As a freelance reporter, I have covered anti-war protests, panel discussions on the war and pro-war, pro-troops events such as a military homecoming at McGuire Air Force Base. At every event where American policy was questioned, the participants or speakers asserted their patriotism and love of this country, arguing that there was nothing un-American about questioning American foreign policy or the actions of the President and administration. It seemed as though these panelists and protesters were genuinely scared of backlash.
No one should be afraid to speak openly in this country. Americans shouldn’t forget the tyrannical rule of the British royalty, who threw colonists and residents of the British homeland alike in jail for speaking out against the government. We should not aspire to that type of control here, more than two centuries after our founders broke away from the unjust rule of kings.
Many Americans today are reactionaries who denounce anyone who goes against President Bush’s war plans. Protest, debate or even discussion of the war is often considered unpatriotic or un-American. Under the slogan of “support our troops,” opinions and debate are being stifled.
I would remind America of the last time the word “un-American” was thrown around with the frequency it is today. A senator named Joe McCarthy was making a career for himself by accusing Americans of being communists. He was one of the most counterproductive leaders this country has ever endured, destroying people’s lives to further his own career. I worry that while McCarthy may be dead, his spirit lives on every time the word “un-American” is uttered.
What does any of this have to do with supporting American troops? In this country, we are free to decide whether or not to serve our country in this way. No one is forced to serve, and no one has been drafted since the Vietnam war. Those serving in the military right now made their choice regardless of how others feel about the cause they are fighting for.

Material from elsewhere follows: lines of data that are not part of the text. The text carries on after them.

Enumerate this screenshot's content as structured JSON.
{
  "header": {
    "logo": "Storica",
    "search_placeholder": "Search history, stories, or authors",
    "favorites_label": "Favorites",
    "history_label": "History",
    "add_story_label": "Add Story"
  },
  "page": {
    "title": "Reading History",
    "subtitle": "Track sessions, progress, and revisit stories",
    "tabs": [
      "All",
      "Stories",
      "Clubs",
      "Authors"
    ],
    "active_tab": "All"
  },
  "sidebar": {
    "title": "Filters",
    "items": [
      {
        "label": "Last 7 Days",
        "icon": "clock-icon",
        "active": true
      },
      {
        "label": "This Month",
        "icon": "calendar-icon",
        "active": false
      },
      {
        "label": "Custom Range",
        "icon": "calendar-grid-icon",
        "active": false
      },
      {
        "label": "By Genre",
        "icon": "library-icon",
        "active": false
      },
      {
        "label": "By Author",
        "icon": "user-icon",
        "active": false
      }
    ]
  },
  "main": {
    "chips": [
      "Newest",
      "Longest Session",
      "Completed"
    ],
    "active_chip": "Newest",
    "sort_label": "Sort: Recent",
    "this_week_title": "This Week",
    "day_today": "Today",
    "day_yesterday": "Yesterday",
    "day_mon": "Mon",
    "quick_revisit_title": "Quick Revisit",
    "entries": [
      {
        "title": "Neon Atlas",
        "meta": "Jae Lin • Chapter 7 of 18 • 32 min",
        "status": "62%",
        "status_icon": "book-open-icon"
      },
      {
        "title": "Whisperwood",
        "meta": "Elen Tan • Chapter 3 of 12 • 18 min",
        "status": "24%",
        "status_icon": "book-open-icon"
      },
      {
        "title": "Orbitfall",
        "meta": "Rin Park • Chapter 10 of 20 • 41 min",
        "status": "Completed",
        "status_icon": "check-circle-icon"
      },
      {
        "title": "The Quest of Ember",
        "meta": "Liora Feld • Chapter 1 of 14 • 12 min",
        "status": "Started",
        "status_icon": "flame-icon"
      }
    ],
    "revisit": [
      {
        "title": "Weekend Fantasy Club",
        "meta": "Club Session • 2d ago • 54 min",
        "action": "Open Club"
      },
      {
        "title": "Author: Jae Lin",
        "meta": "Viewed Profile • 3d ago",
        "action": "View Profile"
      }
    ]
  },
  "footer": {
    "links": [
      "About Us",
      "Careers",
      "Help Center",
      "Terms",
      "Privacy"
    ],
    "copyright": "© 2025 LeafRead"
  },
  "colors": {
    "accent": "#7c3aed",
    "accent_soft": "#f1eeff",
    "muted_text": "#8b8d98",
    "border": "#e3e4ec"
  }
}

One can oppose the war while praying for the safety of American troops. An American can be angry at President Bush for putting American soldiers at risk and still hope for the safety of those soldiers. A member of our society can embrace American foreign policy and praise the president and the military as they please. And I would go so far as to say a citizen of this country, protected by the First Amendment, can find fault with members of the American armed forces who choose to serve in a time when that citizen feels our actions are questionable, if that is how they feel.
Adolf Hitler came to power by crushing all opposition in his own country, all debate or discussion, and once that was accomplished, he turned to the rest of Europe. He eventually dissolved Parliament and assumed the role of dictator for life.
Debate, discussion, argument and, yes, even protest is our defense against dictatorship. Remember that as terrible as Nazi Germany was, it was also very efficient. Nazi Germany spoke with one voice. As Americans, we should fear that kind of efficiency and unity. This is not to say that President Bush is Hitler-like or would become a dictator if given the chance; only that Americans should beware of the stifling of debate. Bush himself never told anyone not to protest. Everyday Americans have.
America is a country born out of protest and argument. To deny our roots as an opinionated, free-speaking society is to deny our own heritage as Americans.